Segment Start: PROVIDED RECORDS

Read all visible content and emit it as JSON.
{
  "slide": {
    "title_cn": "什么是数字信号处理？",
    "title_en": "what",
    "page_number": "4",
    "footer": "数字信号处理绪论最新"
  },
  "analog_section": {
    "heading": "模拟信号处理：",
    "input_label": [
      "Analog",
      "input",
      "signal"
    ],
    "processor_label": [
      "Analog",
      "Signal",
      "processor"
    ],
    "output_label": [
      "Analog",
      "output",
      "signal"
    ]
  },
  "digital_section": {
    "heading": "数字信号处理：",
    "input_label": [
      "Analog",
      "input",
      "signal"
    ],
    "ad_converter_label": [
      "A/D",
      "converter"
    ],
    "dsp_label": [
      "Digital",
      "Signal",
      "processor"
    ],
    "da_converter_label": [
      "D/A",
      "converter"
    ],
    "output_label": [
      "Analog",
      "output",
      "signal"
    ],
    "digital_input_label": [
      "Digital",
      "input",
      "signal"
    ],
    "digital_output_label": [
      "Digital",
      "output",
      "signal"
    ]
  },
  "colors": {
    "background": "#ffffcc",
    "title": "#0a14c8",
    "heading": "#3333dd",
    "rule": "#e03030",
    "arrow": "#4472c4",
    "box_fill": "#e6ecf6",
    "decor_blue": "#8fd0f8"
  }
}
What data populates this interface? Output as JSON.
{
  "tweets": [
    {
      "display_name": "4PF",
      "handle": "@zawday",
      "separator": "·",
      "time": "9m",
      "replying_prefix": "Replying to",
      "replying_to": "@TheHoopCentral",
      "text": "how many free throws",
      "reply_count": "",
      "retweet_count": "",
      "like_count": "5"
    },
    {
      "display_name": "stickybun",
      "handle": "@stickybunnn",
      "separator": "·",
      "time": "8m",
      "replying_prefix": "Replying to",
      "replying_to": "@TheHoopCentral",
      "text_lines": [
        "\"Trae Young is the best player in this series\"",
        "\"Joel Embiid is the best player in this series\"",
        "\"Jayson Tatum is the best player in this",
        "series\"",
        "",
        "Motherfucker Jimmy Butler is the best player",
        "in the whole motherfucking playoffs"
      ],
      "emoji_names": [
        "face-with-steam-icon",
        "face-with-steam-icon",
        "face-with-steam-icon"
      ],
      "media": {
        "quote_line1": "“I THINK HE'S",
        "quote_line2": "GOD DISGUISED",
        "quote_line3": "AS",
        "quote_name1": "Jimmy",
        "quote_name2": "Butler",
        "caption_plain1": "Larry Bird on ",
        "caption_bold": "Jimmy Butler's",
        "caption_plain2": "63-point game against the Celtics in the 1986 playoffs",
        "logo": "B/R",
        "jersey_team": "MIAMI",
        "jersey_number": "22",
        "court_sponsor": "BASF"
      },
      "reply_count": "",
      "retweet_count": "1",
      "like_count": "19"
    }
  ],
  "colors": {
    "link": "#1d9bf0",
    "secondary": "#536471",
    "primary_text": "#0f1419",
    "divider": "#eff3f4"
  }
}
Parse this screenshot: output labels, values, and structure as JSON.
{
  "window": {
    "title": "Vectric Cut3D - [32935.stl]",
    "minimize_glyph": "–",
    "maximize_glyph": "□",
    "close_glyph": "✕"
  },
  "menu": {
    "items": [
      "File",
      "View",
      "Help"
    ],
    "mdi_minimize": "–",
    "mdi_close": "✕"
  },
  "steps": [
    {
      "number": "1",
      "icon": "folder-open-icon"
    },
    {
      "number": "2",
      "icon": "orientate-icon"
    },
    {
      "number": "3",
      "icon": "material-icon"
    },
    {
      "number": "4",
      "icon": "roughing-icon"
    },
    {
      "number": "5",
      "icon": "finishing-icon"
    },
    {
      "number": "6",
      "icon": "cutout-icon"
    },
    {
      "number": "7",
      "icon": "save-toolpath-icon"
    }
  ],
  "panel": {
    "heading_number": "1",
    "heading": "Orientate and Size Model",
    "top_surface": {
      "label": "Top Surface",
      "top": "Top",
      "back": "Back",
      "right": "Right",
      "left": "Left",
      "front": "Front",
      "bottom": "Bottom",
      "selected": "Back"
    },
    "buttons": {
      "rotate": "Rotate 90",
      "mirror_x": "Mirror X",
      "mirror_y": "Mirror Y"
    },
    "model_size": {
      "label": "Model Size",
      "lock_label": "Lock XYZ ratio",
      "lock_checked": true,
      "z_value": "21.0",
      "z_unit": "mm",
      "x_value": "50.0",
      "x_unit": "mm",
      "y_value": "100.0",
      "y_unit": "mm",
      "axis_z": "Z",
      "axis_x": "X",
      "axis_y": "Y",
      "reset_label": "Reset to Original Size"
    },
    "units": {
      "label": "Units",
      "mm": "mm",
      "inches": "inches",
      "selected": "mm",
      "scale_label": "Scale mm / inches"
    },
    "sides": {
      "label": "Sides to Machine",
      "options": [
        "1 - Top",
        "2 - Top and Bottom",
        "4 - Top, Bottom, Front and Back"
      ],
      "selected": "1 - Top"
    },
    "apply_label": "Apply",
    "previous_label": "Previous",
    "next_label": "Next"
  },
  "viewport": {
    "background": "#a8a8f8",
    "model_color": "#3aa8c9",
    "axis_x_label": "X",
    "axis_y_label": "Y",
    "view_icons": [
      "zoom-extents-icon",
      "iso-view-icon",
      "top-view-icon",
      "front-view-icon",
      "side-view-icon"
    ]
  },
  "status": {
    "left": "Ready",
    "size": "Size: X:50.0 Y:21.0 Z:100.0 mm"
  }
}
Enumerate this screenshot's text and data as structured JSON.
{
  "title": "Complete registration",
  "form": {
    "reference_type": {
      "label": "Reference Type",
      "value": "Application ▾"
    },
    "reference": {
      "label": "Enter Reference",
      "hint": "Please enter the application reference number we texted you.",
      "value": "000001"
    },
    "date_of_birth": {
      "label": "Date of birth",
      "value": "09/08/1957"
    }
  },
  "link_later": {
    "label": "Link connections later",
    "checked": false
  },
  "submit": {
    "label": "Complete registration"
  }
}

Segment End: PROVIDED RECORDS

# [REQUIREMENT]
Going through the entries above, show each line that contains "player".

# [RESPONSE BOX]
        "\"Trae Young is the best player in this series\"",
        "\"Joel Embiid is the best player in this series\"",
        "\"Jayson Tatum is the best player in this",
        "Motherfucker Jimmy Butler is the best player",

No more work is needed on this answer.